> _WORK REQUEST_: Please reproduce the listing in its entirety, exactly as written, but without images.

[[ EXERCISE DATA open ]]

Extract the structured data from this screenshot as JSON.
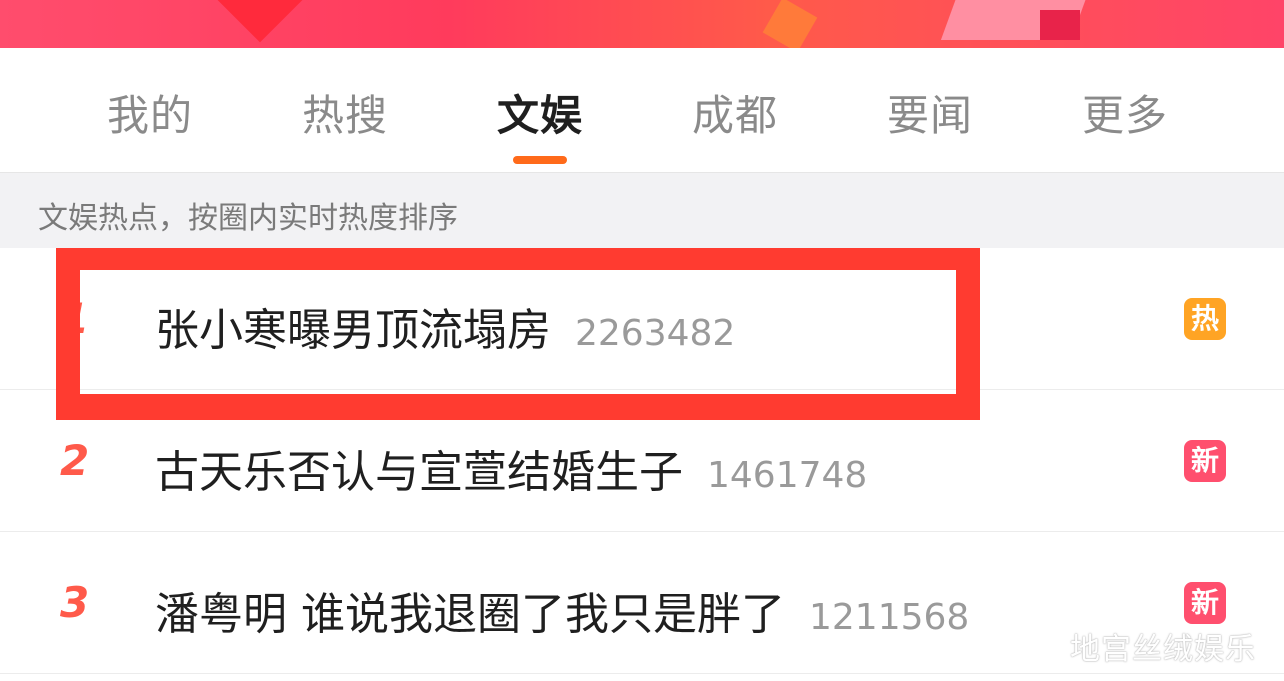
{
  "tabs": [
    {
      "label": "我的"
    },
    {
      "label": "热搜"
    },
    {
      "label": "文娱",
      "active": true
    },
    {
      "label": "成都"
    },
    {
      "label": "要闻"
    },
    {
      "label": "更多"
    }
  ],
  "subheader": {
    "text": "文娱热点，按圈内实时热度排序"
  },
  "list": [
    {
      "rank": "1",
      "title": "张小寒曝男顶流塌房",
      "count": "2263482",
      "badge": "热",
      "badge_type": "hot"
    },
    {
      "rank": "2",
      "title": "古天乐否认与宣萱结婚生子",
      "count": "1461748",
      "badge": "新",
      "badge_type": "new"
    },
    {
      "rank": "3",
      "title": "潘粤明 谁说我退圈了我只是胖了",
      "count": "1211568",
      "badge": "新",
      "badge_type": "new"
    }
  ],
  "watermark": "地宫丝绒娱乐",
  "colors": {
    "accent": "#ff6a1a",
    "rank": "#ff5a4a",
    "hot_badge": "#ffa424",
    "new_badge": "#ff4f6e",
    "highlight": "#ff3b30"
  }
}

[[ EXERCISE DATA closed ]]

> _SOLUTION BELOW_:
Extract the structured data from this screenshot as JSON.
{
  "tabs": [
    {
      "label": "我的"
    },
    {
      "label": "热搜"
    },
    {
      "label": "文娱",
      "active": true
    },
    {
      "label": "成都"
    },
    {
      "label": "要闻"
    },
    {
      "label": "更多"
    }
  ],
  "subheader": {
    "text": "文娱热点，按圈内实时热度排序"
  },
  "list": [
    {
      "rank": "1",
      "title": "张小寒曝男顶流塌房",
      "count": "2263482",
      "badge": "热",
      "badge_type": "hot"
    },
    {
      "rank": "2",
      "title": "古天乐否认与宣萱结婚生子",
      "count": "1461748",
      "badge": "新",
      "badge_type": "new"
    },
    {
      "rank": "3",
      "title": "潘粤明 谁说我退圈了我只是胖了",
      "count": "1211568",
      "badge": "新",
      "badge_type": "new"
    }
  ],
  "watermark": "地宫丝绒娱乐",
  "colors": {
    "accent": "#ff6a1a",
    "rank": "#ff5a4a",
    "hot_badge": "#ffa424",
    "new_badge": "#ff4f6e",
    "highlight": "#ff3b30"
  }
}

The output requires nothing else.